--- What is required ---
Look below for lines that hold the string "this" and copy each one.
··· Exercise data
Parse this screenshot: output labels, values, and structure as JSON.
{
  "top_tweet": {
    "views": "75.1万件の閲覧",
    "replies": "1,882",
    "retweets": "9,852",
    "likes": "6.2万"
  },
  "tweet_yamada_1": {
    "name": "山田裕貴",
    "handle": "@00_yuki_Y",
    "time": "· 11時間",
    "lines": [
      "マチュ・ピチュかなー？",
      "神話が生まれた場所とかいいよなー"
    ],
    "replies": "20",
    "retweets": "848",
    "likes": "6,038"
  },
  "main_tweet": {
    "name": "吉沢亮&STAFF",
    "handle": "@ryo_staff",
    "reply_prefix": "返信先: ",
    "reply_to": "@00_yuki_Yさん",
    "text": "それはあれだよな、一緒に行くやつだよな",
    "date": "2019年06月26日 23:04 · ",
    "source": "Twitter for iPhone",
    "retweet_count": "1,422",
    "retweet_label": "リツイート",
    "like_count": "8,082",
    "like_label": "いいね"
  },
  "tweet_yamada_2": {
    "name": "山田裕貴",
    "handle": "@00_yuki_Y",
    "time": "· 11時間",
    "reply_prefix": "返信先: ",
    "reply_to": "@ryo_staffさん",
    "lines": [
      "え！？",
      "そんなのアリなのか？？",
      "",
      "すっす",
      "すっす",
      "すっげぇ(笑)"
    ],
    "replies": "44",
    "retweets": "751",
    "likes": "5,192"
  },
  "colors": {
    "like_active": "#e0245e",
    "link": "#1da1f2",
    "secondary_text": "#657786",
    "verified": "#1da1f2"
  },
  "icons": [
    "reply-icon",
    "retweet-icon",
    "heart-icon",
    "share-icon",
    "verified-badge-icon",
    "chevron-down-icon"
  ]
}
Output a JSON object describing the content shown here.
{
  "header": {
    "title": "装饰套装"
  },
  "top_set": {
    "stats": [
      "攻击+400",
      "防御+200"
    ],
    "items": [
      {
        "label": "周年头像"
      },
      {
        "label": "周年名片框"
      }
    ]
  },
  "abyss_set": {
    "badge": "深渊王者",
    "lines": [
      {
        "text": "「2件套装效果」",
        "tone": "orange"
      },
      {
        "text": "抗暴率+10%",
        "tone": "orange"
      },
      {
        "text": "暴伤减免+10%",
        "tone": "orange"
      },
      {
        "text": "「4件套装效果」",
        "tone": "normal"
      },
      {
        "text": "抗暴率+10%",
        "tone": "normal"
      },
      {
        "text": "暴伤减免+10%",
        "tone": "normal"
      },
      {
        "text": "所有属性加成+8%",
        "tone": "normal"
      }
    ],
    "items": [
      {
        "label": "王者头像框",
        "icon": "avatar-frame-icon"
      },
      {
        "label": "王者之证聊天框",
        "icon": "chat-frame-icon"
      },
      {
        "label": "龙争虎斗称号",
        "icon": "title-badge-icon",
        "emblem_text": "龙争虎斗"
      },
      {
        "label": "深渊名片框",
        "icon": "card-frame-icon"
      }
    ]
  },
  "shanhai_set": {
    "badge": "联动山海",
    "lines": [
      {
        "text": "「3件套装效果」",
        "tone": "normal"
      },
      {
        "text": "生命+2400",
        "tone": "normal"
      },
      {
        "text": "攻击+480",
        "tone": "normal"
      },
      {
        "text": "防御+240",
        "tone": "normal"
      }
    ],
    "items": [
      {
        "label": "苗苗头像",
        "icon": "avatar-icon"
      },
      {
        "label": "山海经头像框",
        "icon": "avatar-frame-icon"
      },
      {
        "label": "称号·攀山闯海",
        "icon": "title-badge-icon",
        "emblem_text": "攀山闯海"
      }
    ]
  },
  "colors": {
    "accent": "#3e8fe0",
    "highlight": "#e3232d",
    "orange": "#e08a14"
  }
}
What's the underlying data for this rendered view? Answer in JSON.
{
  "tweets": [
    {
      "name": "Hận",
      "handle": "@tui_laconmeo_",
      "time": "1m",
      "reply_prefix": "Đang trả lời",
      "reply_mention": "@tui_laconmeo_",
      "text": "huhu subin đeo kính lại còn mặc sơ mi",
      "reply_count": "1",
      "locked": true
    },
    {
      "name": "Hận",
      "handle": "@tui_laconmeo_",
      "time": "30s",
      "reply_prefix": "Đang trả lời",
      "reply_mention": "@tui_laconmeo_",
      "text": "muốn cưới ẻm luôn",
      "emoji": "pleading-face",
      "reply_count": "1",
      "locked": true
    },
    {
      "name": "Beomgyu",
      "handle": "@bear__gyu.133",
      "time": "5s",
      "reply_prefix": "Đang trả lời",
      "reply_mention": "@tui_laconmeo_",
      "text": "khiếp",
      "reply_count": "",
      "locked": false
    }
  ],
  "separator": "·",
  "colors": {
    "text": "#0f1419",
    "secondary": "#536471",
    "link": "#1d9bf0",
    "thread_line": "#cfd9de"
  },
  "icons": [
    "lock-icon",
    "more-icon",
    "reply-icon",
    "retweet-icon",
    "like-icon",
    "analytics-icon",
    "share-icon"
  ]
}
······
--- Reply to the exercise ---
Parse this screenshot: output labels, values, and structure as JSON.
What's the underlying data for this rendered view? Answer in JSON.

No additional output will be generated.